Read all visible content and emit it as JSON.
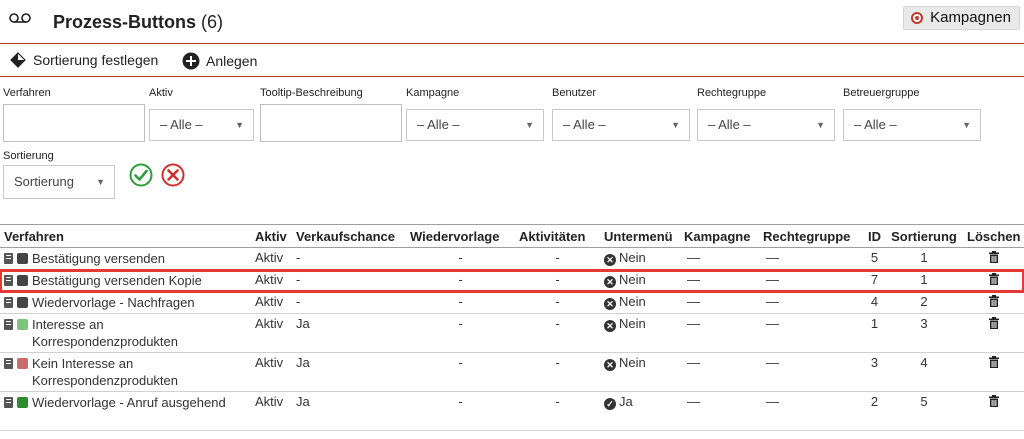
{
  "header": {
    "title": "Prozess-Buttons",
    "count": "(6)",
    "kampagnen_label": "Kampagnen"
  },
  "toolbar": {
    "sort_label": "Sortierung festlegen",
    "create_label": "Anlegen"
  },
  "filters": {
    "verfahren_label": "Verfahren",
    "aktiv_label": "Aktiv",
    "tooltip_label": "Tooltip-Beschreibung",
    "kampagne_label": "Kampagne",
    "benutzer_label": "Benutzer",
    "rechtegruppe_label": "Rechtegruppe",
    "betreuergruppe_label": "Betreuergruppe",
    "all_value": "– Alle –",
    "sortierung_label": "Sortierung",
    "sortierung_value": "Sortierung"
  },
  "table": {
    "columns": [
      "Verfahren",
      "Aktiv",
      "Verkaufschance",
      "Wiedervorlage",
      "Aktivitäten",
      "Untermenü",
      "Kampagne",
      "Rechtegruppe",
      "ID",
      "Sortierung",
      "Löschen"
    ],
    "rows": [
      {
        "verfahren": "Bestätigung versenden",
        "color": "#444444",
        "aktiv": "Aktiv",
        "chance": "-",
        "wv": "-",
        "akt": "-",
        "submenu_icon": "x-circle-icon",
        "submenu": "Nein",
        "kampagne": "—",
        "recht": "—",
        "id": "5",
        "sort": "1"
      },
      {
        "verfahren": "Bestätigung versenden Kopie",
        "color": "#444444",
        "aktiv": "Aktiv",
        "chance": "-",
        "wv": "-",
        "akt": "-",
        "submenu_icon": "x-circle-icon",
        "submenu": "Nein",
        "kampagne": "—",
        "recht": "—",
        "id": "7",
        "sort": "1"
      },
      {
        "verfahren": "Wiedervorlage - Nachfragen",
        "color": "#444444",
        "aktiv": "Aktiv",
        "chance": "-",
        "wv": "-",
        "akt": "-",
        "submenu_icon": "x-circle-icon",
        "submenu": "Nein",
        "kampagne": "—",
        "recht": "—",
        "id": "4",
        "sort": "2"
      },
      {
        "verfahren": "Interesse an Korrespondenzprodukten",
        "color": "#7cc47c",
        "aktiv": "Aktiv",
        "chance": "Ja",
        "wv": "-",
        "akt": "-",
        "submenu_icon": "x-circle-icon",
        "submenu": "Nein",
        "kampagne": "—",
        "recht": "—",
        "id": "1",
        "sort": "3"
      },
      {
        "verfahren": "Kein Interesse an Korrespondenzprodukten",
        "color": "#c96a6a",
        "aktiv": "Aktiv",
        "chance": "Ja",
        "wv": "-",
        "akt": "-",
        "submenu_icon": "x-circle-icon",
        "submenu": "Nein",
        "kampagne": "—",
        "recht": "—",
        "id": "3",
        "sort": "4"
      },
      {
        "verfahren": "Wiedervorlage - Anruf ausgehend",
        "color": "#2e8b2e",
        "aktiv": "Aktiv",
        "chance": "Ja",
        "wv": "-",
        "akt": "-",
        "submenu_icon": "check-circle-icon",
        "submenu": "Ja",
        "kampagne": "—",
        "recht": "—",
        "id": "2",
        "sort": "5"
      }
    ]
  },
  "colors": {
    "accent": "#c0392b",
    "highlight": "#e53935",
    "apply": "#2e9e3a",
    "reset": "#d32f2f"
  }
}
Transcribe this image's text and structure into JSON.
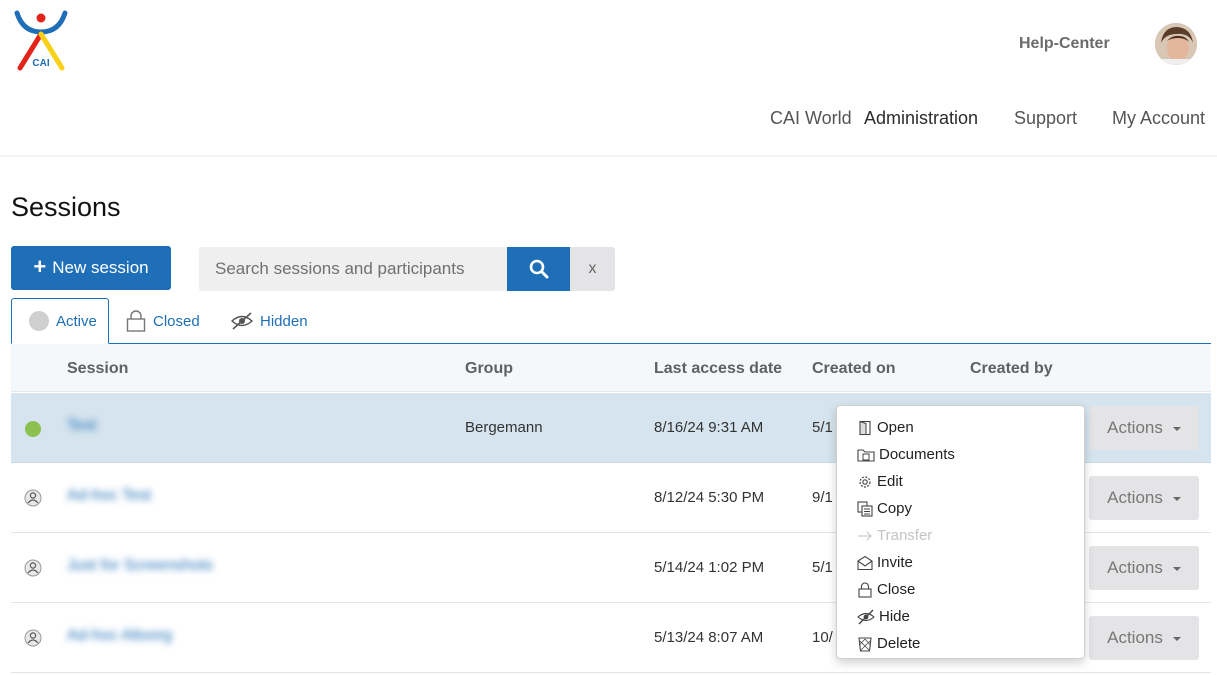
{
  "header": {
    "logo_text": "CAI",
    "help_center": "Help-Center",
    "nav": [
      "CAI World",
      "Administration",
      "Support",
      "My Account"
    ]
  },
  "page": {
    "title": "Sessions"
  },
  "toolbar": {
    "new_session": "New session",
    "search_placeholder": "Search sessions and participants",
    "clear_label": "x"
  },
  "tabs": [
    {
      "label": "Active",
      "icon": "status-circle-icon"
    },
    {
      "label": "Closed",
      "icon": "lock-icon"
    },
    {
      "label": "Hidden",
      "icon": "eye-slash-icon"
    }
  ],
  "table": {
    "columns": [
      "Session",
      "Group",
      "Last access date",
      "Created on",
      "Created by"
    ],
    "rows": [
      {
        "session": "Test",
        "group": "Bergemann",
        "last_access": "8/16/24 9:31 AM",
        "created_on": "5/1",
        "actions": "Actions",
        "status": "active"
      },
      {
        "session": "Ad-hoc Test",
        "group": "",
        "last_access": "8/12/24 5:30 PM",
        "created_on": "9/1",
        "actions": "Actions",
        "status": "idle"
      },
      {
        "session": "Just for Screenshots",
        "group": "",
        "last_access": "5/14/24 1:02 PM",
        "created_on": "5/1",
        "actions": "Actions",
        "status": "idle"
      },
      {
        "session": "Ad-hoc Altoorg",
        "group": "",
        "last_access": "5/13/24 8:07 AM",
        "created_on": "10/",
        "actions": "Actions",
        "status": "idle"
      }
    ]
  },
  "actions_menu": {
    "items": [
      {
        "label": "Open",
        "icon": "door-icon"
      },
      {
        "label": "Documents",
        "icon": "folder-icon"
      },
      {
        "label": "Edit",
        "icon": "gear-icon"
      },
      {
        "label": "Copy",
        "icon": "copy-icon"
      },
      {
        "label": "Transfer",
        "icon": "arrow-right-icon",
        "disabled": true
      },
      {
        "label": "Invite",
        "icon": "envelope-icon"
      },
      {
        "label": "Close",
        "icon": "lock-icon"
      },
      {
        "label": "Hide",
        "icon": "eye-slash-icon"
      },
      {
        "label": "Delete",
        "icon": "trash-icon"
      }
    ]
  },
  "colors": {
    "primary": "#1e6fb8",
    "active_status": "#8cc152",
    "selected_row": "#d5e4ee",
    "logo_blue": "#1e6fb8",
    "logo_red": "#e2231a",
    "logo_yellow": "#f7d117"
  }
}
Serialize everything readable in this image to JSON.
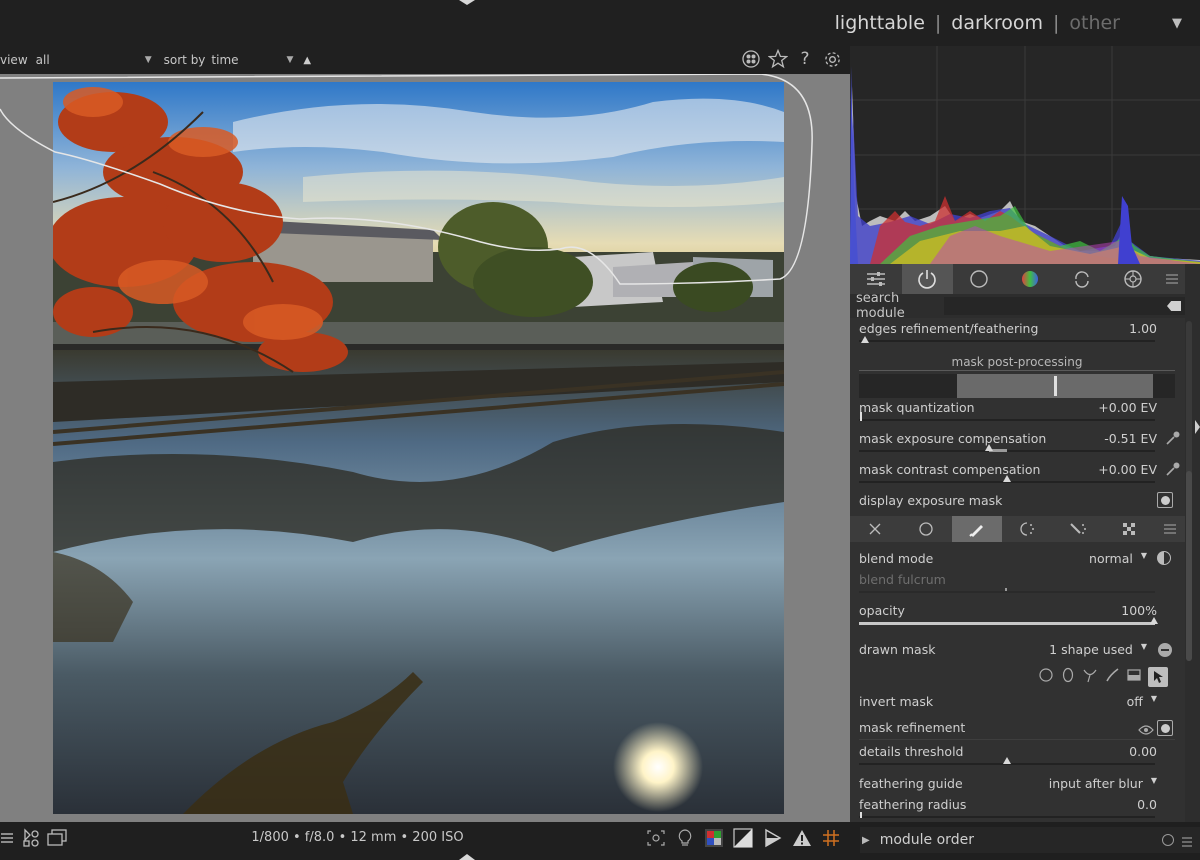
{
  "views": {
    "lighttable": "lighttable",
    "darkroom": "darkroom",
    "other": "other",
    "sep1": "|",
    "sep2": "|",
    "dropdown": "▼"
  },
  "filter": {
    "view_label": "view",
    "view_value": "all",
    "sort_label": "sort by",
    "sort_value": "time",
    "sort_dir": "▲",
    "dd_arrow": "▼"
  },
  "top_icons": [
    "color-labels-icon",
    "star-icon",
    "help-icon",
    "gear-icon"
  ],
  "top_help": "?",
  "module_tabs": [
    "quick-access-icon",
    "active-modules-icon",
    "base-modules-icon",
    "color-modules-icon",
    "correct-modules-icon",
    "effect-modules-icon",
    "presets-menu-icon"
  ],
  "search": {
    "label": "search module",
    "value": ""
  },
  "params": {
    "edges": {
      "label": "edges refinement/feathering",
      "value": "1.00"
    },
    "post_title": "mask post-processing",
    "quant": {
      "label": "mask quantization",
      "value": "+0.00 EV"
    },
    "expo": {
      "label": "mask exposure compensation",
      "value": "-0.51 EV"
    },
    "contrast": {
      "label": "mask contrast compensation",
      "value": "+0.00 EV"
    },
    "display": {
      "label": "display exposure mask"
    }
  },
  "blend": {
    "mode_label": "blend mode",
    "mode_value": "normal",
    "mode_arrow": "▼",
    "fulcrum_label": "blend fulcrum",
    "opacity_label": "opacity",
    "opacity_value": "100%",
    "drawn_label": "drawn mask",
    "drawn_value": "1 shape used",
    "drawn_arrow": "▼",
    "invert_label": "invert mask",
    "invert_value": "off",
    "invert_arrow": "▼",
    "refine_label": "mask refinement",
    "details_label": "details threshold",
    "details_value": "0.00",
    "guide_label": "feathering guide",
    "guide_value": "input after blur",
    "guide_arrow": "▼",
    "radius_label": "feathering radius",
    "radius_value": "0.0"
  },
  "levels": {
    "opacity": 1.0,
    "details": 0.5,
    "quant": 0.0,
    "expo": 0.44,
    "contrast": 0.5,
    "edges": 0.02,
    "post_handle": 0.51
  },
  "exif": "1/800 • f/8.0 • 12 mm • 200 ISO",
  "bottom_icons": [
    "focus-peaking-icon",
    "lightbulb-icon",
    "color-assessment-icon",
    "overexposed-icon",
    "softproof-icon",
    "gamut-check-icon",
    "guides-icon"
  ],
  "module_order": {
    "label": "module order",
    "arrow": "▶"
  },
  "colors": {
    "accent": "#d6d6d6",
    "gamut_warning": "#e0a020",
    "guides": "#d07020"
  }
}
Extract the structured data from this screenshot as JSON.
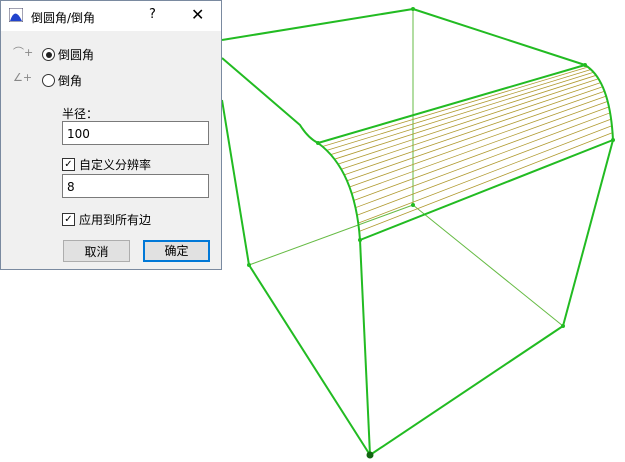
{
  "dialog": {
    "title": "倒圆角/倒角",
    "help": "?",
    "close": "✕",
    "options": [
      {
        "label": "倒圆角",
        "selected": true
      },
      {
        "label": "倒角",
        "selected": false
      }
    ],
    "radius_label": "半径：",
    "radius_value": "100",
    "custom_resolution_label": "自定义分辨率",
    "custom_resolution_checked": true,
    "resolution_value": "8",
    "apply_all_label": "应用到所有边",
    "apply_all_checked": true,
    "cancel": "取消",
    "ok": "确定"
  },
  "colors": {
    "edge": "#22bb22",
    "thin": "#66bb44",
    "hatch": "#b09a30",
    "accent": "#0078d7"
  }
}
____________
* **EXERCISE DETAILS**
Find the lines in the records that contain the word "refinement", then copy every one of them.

* **ANSWER SECTION**
      "label": "edges refinement/feathering",
    "refine_label": "mask refinement",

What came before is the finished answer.